Data excerpts
========================================================================
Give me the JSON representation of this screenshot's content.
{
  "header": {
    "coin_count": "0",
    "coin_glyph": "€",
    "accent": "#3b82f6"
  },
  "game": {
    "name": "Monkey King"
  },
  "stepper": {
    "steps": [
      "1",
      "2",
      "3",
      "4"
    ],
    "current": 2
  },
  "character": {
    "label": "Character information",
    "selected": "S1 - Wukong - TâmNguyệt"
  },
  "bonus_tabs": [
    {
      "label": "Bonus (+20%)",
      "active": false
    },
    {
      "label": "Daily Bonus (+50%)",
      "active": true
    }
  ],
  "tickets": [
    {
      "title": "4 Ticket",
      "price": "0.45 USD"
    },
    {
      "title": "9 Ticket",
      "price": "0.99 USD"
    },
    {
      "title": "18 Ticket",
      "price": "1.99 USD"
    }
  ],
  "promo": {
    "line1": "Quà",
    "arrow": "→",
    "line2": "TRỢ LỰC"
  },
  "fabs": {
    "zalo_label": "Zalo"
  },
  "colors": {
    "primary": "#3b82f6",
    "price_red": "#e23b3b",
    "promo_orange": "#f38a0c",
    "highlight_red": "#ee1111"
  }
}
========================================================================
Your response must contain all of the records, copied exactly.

Give me the JSON representation of this screenshot's content.
{
  "header": {
    "coin_count": "0",
    "coin_glyph": "€",
    "accent": "#3b82f6"
  },
  "game": {
    "name": "Monkey King"
  },
  "stepper": {
    "steps": [
      "1",
      "2",
      "3",
      "4"
    ],
    "current": 2
  },
  "character": {
    "label": "Character information",
    "selected": "S1 - Wukong - TâmNguyệt"
  },
  "bonus_tabs": [
    {
      "label": "Bonus (+20%)",
      "active": false
    },
    {
      "label": "Daily Bonus (+50%)",
      "active": true
    }
  ],
  "tickets": [
    {
      "title": "4 Ticket",
      "price": "0.45 USD"
    },
    {
      "title": "9 Ticket",
      "price": "0.99 USD"
    },
    {
      "title": "18 Ticket",
      "price": "1.99 USD"
    }
  ],
  "promo": {
    "line1": "Quà",
    "arrow": "→",
    "line2": "TRỢ LỰC"
  },
  "fabs": {
    "zalo_label": "Zalo"
  },
  "colors": {
    "primary": "#3b82f6",
    "price_red": "#e23b3b",
    "promo_orange": "#f38a0c",
    "highlight_red": "#ee1111"
  }
}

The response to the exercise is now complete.